A judge in Oklahoma has temporarily blocked a new law aimed at reducing the number of abortions in the state.
The measure imposes strict guidelines on doctors who prescribe abortion-inducing drugs and prohibits the use of off-label abortion medications.
The bill was passed earlier this year by the Republican-controlled state legislature and was signed by Gov. Mary Fallin.
Oklahoma County District Judge Daniel Owens issued the ruling which prevents the bill from going into effect on Nov. 1.
Opponents say they're thrilled with the judge's decision and that abortion-inducing drugs are common in the medical world.
However, attorneys for the state argue the drugs are dangerous and need to be used in strict accordance with Food and Drug Administration guidelines.
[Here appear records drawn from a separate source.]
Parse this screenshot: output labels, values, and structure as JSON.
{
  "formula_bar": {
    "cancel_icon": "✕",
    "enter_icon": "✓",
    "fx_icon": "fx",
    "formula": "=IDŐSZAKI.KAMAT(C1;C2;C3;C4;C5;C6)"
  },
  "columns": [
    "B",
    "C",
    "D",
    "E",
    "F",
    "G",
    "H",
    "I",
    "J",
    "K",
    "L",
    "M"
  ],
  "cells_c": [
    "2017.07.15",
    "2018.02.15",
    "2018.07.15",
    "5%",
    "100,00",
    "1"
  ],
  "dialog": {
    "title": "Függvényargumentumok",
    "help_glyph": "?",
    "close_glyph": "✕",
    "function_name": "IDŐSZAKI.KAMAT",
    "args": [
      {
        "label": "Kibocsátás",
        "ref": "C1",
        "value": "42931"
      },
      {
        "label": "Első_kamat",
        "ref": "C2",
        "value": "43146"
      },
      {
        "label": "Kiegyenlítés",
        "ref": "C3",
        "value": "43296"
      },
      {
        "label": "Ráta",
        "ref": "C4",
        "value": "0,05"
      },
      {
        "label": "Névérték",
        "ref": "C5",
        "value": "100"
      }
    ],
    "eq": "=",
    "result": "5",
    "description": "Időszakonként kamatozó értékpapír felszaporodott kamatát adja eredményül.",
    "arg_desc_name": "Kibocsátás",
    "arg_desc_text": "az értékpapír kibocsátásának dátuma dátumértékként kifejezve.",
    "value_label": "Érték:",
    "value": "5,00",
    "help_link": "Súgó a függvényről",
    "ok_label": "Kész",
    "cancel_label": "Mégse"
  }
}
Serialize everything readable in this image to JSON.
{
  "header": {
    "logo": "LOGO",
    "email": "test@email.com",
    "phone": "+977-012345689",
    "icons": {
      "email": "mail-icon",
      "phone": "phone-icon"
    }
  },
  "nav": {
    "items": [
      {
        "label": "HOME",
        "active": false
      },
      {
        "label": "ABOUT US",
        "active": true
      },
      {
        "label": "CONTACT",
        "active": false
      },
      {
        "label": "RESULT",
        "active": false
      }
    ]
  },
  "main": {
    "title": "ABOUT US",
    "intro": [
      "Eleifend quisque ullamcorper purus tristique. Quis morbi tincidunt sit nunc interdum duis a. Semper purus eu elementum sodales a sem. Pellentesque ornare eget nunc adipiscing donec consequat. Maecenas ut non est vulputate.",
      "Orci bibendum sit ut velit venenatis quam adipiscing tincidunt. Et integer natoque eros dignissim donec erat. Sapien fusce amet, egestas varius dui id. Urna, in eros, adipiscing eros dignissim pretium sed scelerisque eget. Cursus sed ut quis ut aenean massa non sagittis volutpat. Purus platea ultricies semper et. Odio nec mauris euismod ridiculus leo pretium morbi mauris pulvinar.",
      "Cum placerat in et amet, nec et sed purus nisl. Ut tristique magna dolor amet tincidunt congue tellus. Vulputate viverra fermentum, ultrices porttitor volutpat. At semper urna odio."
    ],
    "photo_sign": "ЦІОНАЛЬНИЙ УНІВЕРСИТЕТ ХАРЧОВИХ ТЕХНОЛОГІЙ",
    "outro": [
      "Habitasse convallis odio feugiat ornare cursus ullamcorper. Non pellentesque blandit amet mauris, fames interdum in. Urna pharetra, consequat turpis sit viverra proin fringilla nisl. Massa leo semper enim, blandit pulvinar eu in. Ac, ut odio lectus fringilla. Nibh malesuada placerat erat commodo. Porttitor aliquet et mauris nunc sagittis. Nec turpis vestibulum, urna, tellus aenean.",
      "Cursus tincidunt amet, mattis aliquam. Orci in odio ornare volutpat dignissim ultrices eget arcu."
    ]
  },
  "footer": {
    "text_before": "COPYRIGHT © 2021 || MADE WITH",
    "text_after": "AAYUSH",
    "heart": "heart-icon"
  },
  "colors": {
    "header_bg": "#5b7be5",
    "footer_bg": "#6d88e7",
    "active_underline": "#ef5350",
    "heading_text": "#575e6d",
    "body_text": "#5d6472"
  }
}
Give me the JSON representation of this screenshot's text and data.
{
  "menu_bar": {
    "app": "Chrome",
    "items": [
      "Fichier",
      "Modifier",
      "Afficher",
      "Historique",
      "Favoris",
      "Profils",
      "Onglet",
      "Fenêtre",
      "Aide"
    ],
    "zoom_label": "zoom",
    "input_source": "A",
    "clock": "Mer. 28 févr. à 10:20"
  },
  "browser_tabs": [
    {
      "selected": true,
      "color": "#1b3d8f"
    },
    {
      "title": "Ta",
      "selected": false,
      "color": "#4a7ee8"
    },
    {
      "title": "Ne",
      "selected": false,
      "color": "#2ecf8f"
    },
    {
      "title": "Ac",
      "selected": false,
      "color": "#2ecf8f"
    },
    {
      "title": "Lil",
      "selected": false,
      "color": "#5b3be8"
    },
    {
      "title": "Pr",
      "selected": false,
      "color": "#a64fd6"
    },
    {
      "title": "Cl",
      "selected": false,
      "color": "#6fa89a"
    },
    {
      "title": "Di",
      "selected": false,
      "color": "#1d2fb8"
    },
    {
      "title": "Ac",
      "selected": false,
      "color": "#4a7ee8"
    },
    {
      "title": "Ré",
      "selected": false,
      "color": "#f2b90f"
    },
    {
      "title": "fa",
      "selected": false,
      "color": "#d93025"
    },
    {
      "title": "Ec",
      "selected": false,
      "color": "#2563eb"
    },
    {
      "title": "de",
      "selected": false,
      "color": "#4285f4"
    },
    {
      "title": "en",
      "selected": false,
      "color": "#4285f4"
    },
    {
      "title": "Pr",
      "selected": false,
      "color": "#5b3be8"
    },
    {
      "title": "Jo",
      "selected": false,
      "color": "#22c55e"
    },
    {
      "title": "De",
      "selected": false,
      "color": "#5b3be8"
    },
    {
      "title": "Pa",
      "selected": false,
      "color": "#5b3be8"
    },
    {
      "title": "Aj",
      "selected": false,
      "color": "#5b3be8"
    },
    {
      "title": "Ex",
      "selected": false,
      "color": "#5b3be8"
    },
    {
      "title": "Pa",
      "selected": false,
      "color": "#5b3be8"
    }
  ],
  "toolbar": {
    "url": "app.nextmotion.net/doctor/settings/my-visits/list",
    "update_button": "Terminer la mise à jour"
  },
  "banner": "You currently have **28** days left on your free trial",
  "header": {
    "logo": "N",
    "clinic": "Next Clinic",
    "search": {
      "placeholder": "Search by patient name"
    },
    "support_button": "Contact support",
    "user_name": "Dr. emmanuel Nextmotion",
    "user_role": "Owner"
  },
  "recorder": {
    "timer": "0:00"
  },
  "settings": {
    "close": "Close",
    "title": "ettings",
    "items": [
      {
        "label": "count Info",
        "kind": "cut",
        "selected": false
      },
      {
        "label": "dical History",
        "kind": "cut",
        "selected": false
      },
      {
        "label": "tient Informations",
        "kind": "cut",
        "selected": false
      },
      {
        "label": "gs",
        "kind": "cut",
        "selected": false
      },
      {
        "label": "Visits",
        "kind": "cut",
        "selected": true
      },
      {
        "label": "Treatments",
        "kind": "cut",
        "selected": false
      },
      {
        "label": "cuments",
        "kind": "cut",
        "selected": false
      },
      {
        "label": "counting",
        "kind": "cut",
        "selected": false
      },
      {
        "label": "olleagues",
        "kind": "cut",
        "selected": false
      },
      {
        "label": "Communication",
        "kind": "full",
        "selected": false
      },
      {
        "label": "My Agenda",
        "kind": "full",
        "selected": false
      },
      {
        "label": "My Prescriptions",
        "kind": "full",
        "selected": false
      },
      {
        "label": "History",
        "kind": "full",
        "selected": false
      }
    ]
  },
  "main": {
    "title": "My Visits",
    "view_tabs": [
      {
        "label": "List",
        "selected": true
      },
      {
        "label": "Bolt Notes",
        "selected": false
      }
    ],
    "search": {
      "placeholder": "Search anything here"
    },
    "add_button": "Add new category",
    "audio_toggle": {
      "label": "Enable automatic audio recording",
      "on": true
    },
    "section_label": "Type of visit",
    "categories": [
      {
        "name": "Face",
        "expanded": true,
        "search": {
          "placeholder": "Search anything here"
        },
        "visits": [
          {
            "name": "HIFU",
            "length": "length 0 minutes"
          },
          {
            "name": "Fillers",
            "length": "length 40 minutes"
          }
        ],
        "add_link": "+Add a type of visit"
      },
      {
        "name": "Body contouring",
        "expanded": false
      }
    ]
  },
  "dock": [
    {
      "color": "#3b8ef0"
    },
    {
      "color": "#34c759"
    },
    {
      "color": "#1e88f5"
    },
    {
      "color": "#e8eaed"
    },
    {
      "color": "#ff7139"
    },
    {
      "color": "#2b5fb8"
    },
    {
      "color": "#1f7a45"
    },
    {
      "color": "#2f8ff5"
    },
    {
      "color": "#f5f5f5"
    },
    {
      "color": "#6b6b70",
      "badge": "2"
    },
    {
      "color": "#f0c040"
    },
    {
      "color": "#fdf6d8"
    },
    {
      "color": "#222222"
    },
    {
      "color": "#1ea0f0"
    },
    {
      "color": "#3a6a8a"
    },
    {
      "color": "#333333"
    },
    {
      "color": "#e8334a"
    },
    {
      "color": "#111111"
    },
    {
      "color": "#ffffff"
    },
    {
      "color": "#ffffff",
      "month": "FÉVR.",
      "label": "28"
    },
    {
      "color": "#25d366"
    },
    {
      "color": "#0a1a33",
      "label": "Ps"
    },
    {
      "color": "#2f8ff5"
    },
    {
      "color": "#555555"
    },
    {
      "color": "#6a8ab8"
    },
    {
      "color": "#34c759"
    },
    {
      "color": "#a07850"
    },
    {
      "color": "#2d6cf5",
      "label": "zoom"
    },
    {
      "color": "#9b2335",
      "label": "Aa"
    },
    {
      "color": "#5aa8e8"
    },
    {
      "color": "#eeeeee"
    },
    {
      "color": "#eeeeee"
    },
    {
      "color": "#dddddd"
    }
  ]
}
"To date, at least eight American women have died from mifepristone abortions," Assistant Attorney General Victoria Tindall wrote in the state's response to the center's lawsuit. "The dangerous risks of mifepristone demand strict adherence to the FDA-approved protocol."
The author of the Oklahoma measure, Republican Rep. Randy Grau of Edmond, said he was disappointed with the judge's decision.
"It's the wrong decision. It's one that I think puts Oklahomans at risk," Grau said.